    Even though they have completely eliminated all afflictive emotions, or Klesas, Sravaka and Pratyekabuddha Arhats have dualistic misconceptions. Likewise, even in the Mahayana, the eighth, ninth and tenth-stage Bodhisattvas have also rid themselves of the afflictive emotions. Nonetheless, they still have conceptions. So until one attains Buddhahood, except for the times when one is engaged in single-pointed equipoise on emptiness, at all other times, dualistic conceptions exist. Until one attains Buddhahood, one is under the influence of the obscurations to knowledge, and this refers specifically to the obscuration of seeing the Two Truths as being of different natures. This is the explanation according to the Sutra System.

    If one explains it according to the Tantras, specifically, if one explains it according to the Guhyasamaja Tantra, until one attains the subtlest clear light, until that point, one still continues to suffer from dualistic appearances. But when one abides in the subtlest clear light, at that point things cease to appear as dual. When one brings and end to the obscurations to knowledge, i.e. to those things which block our knowing all phenomena, then one brings and end to the appearance that the Two Truths are of different natures. And when this stain which apprehends the Two Truths to be of different natures ceases, then, without having to perceive the subject (a chair, for instance), that subject's reality, or nature, i.e. emptiness, can be perceived. It can be perceived directly.
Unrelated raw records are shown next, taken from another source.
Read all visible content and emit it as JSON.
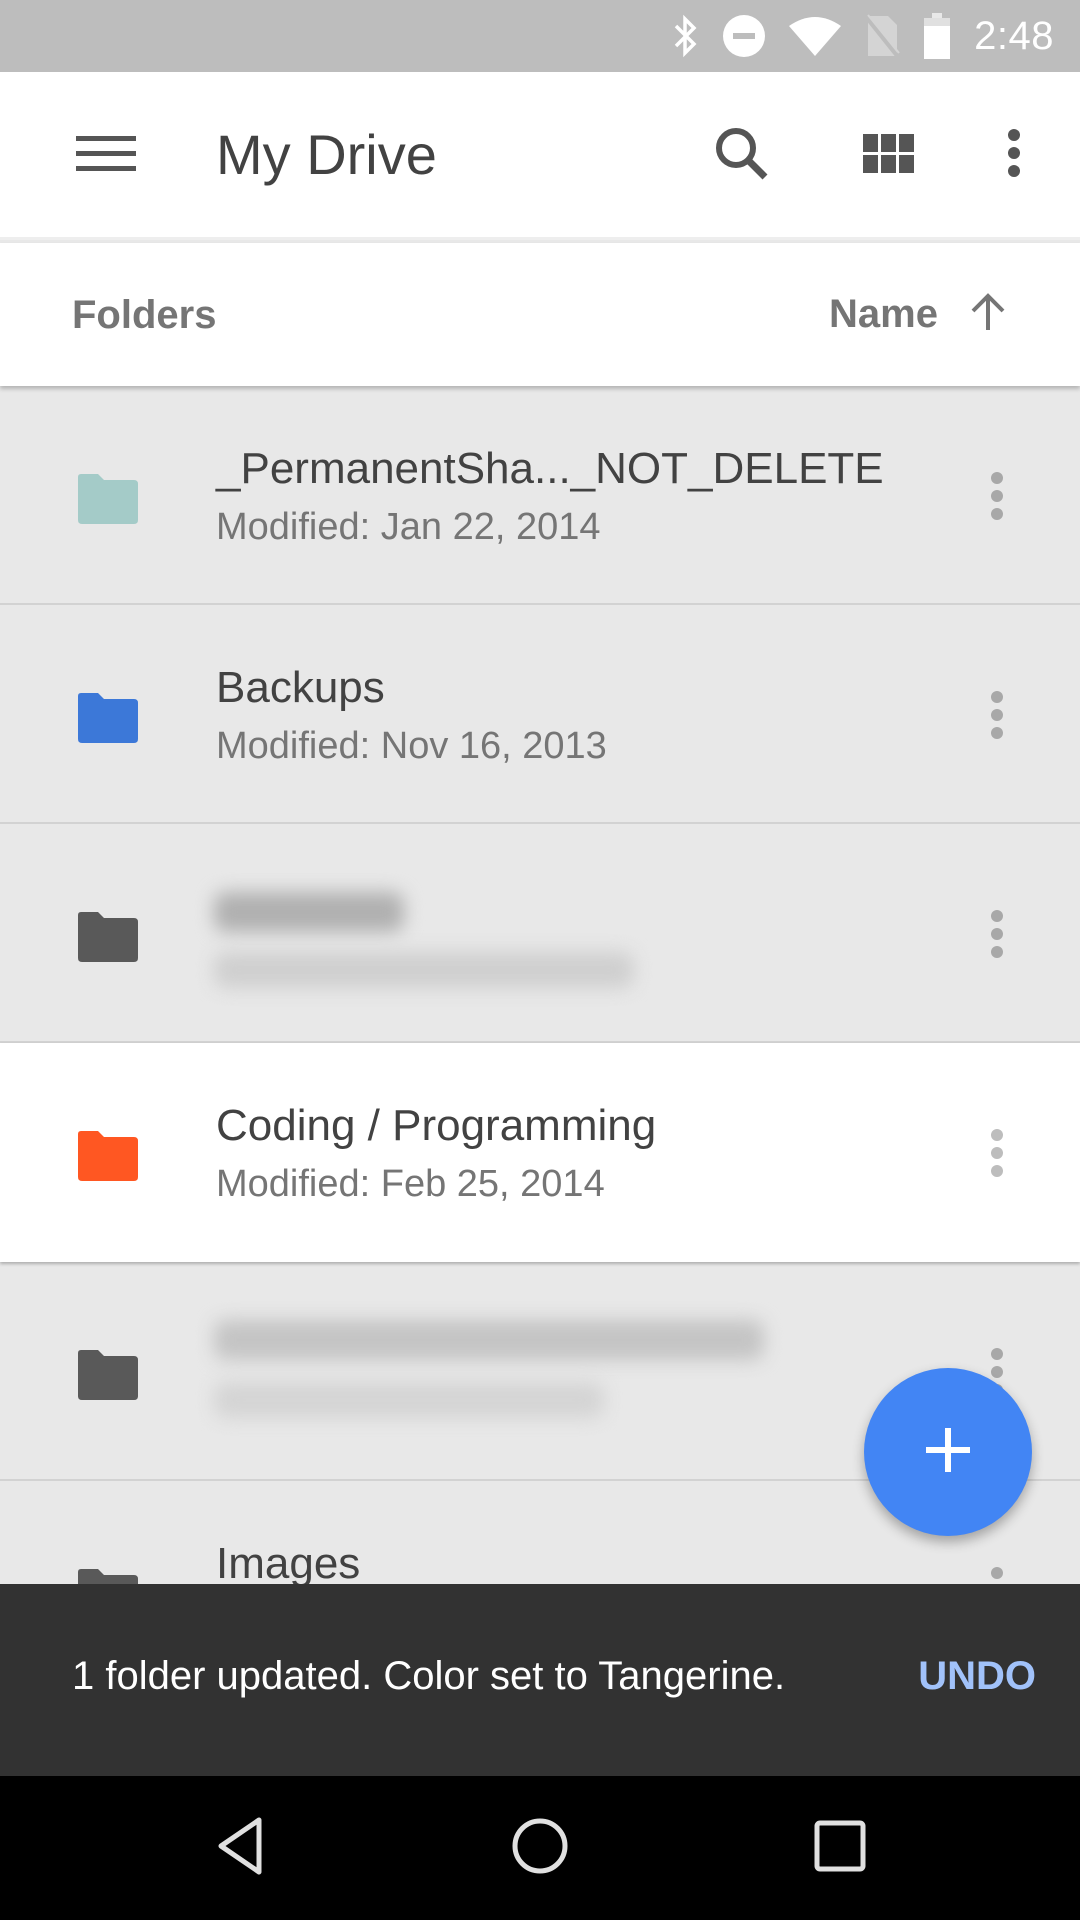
{
  "status_bar": {
    "time": "2:48",
    "icons": [
      "bluetooth-icon",
      "do-not-disturb-icon",
      "wifi-icon",
      "no-sim-icon",
      "battery-icon"
    ]
  },
  "app_bar": {
    "title": "My Drive",
    "menu_icon": "hamburger-menu-icon",
    "actions": [
      "search-icon",
      "grid-view-icon",
      "more-vert-icon"
    ]
  },
  "sort_header": {
    "section_label": "Folders",
    "sort_label": "Name",
    "sort_direction": "ascending"
  },
  "folders": [
    {
      "name": "_PermanentSha..._NOT_DELETE",
      "modified": "Modified: Jan 22, 2014",
      "color": "#a4cbc8",
      "blurred": false,
      "selected": false
    },
    {
      "name": "Backups",
      "modified": "Modified: Nov 16, 2013",
      "color": "#3c78d8",
      "blurred": false,
      "selected": false
    },
    {
      "name": "",
      "modified": "",
      "color": "#595959",
      "blurred": true,
      "selected": false
    },
    {
      "name": "Coding / Programming",
      "modified": "Modified: Feb 25, 2014",
      "color": "#ff5722",
      "blurred": false,
      "selected": true
    },
    {
      "name": "",
      "modified": "",
      "color": "#595959",
      "blurred": true,
      "selected": false
    },
    {
      "name": "Images",
      "modified": "",
      "color": "#595959",
      "blurred": false,
      "selected": false
    }
  ],
  "fab": {
    "icon": "plus-icon",
    "color": "#4285f4"
  },
  "snackbar": {
    "message": "1 folder updated. Color set to Tangerine.",
    "action": "UNDO"
  },
  "nav_bar": {
    "buttons": [
      "back-icon",
      "home-icon",
      "recents-icon"
    ]
  }
}
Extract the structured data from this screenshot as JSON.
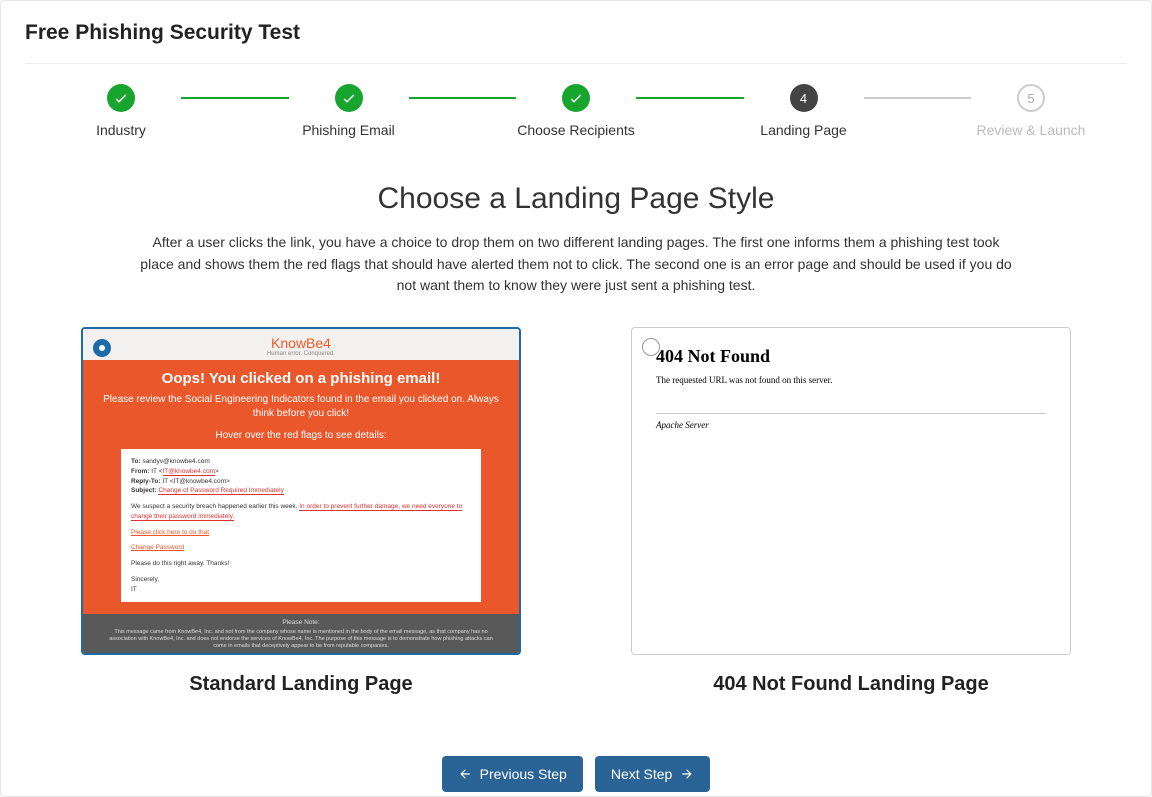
{
  "page_title": "Free Phishing Security Test",
  "stepper": {
    "steps": [
      {
        "label": "Industry",
        "state": "done"
      },
      {
        "label": "Phishing Email",
        "state": "done"
      },
      {
        "label": "Choose Recipients",
        "state": "done"
      },
      {
        "label": "Landing Page",
        "state": "current",
        "number": "4"
      },
      {
        "label": "Review & Launch",
        "state": "todo",
        "number": "5"
      }
    ]
  },
  "section": {
    "heading": "Choose a Landing Page Style",
    "description": "After a user clicks the link, you have a choice to drop them on two different landing pages. The first one informs them a phishing test took place and shows them the red flags that should have alerted them not to click. The second one is an error page and should be used if you do not want them to know they were just sent a phishing test."
  },
  "options": {
    "standard": {
      "label": "Standard Landing Page",
      "selected": true,
      "preview": {
        "logo_name": "KnowBe4",
        "logo_tag": "Human error. Conquered.",
        "h1": "Oops! You clicked on a phishing email!",
        "p1": "Please review the Social Engineering Indicators found in the email you clicked on. Always think before you click!",
        "hover": "Hover over the red flags to see details:",
        "email": {
          "to_label": "To:",
          "to_value": "sandyv@knowbe4.com",
          "from_label": "From:",
          "from_value": "IT <",
          "from_flag": "IT@knowbe4.com",
          "from_close": ">",
          "reply_label": "Reply-To:",
          "reply_value": "IT <IT@knowbe4.com>",
          "subject_label": "Subject:",
          "subject_flag": "Change of Password Required Immediately",
          "body1a": "We suspect a security breach happened earlier this week. ",
          "body1b": "In order to prevent further damage, we need everyone to change their password immediately.",
          "link1": "Please click here to do that",
          "link2": "Change Password",
          "body2": "Please do this right away. Thanks!",
          "sig1": "Sincerely,",
          "sig2": "IT"
        },
        "footer_title": "Please Note:",
        "footer_body": "This message came from KnowBe4, Inc. and not from the company whose name is mentioned in the body of the email message, as that company has no association with KnowBe4, Inc. and does not endorse the services of KnowBe4, Inc. The purpose of this message is to demonstrate how phishing attacks can come in emails that deceptively appear to be from reputable companies."
      }
    },
    "notfound": {
      "label": "404 Not Found Landing Page",
      "selected": false,
      "preview": {
        "h1": "404 Not Found",
        "msg": "The requested URL was not found on this server.",
        "server": "Apache Server"
      }
    }
  },
  "buttons": {
    "prev": "Previous Step",
    "next": "Next Step"
  }
}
We can see that in such an equipoise on emptiness the subject is itself directly perceived. So from this point on, the stain of dualistic appearances is destroyed from the root and one can say that all conceptions cease beyond this point. In such an equipoise on emptiness, conventional phenomena are perceived directly. That very mind which directly perceives emptiness itself directly perceives conventional phenomena. Hence, at that time there is no conceptual thought. This is a very difficult point.

    The word "conception" in Tibetan (rtog pa) can have many different meanings. For example, there are mistaken conceptions (log rtog), there are misconceptions which apprehend existence (bden 'dzin gyi rtog pa), etc. These are things which are to be eliminated, which harm the individual. However, there is a sense of the word "conception" which is not negative. The appearance of conventional phenomena is a good example. Conceptions in regard to conventional phenomena are not things which harm us. They are not interferences. So we have to be aware that there are different connotations of the word "conception". "
     
  8. samabudhi

    samabudhi New Member

    Joined:
    Jan 22, 2004
    Messages:
    417
    Likes Received:
    0
    Must be some hectic herbs bru.
    Not your average grind and mellow! :D
     
  9. tom

    tom New Member

    Joined:
    Feb 29, 2004
    Messages:
    11
    Likes Received:
    0
    material attachment

    HI all,
    actually human beings are quite attached to materialistic things and
    this is always undeniable whether you are monk or normal layman unless
    you were born in the jungle.so the answer still lie on the environment
    itself.so human greed is always there unless if you have learn the true nature
    wisdom which i dont write publicity as this philosophy will take quite a long
    time to understand and believe in it.you can always write to me and discuss
    from time to time.so be more realistic a bit and dont say that you are not
    attached to material unless you posses the great nature wisdom .

    wisdom preacher
     
  10. Vajradhara

    Vajradhara One of Many

    Joined:
    Jul 10, 2003
    Messages:
    3,786
    Likes Received:
    43
    Namaste tom,


    thank you for the post.

    i don't believe that anyone claimed that they were immune to material influence or attachment.

    the fact that we are all using this medium to communicate would pretty much belie any statement like that, from a Buddhist point of view, wouldn't you agree?

    now.. i should say, from the Buddhist point of view, all sentient beings posess the "great wisdom nature" which we call 'Buddhanature' perhpas this isn't the case in your tradition?

    by the way... which tradition do you practice?
     

Share This Page